**ASSIGNMENT:**
Return all lines in the material below that contain "Other".

*** RECORD SET ***

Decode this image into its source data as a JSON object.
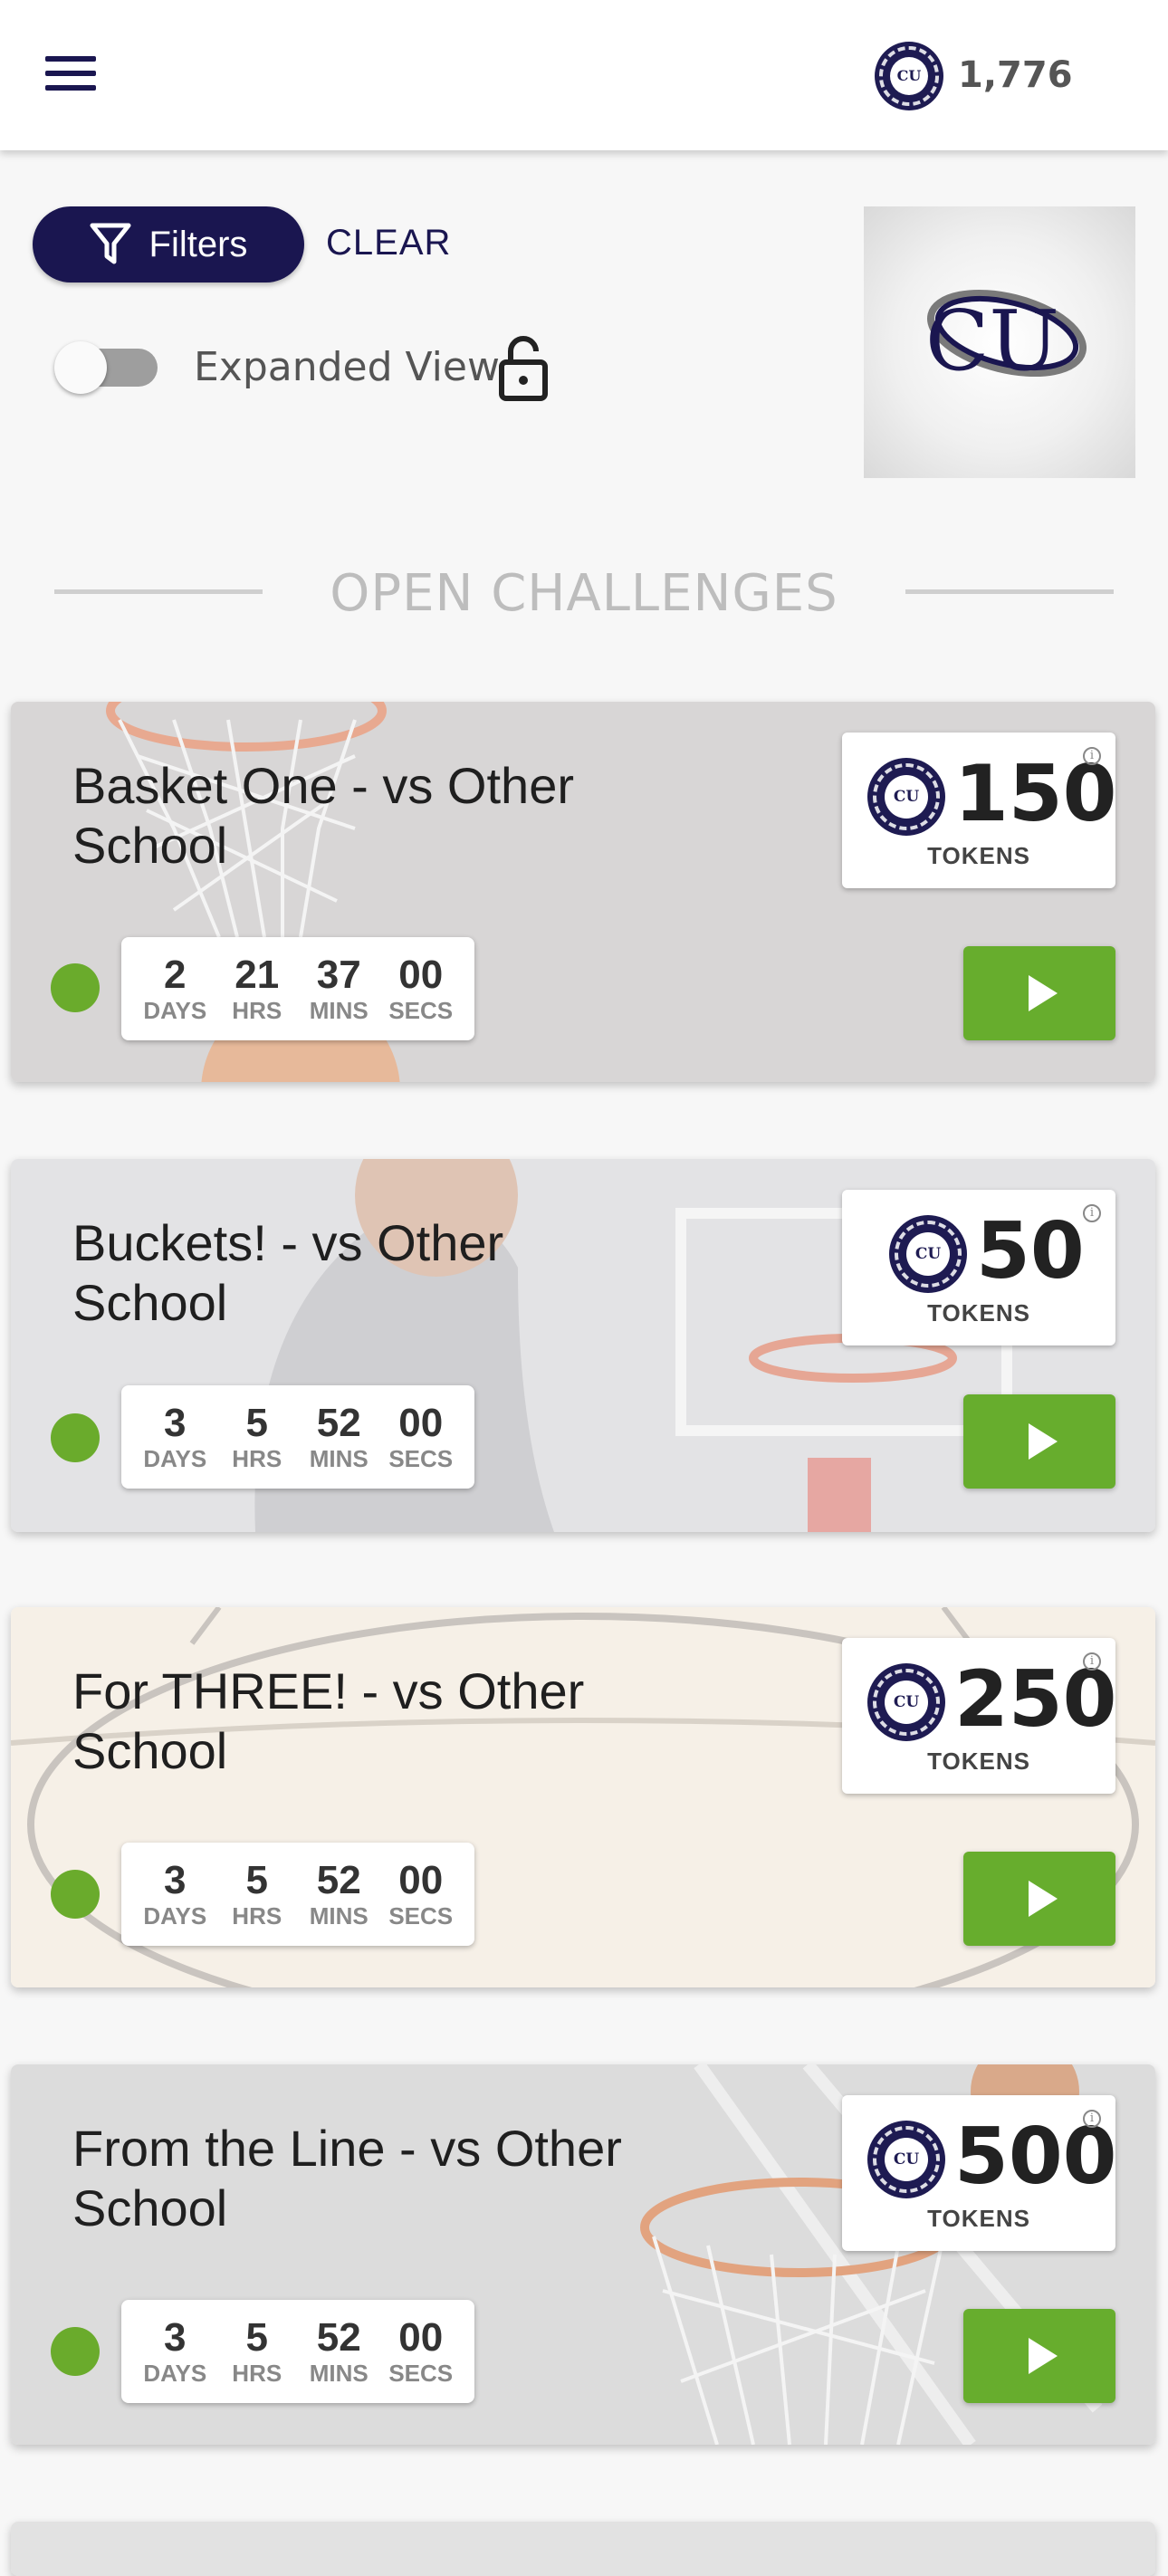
{
  "header": {
    "coin_text": "CU",
    "balance": "1,776"
  },
  "filters": {
    "button_label": "Filters",
    "clear_label": "CLEAR",
    "expanded_view_label": "Expanded View",
    "expanded_view_on": false
  },
  "logo": {
    "text": "CU"
  },
  "section": {
    "title": "OPEN CHALLENGES"
  },
  "colors": {
    "navy": "#1a1650",
    "green": "#67ad2d",
    "background": "#f7f7f7"
  },
  "icons": [
    "menu-icon",
    "filter-icon",
    "lock-icon",
    "coin-icon",
    "info-icon",
    "play-icon"
  ],
  "countdown_labels": {
    "days": "DAYS",
    "hrs": "HRS",
    "mins": "MINS",
    "secs": "SECS"
  },
  "tokens_label": "TOKENS",
  "challenges": [
    {
      "title": "Basket One - vs Other School",
      "tokens": "150",
      "days": "2",
      "hrs": "21",
      "mins": "37",
      "secs": "00"
    },
    {
      "title": "Buckets! - vs Other School",
      "tokens": "50",
      "days": "3",
      "hrs": "5",
      "mins": "52",
      "secs": "00"
    },
    {
      "title": "For THREE! - vs Other School",
      "tokens": "250",
      "days": "3",
      "hrs": "5",
      "mins": "52",
      "secs": "00"
    },
    {
      "title": "From the Line - vs Other School",
      "tokens": "500",
      "days": "3",
      "hrs": "5",
      "mins": "52",
      "secs": "00"
    }
  ]
}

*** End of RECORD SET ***

**ANSWER TO THE EXERCISE:**
      "title": "Basket One - vs Other School",
      "title": "Buckets! - vs Other School",
      "title": "For THREE! - vs Other School",
      "title": "From the Line - vs Other School",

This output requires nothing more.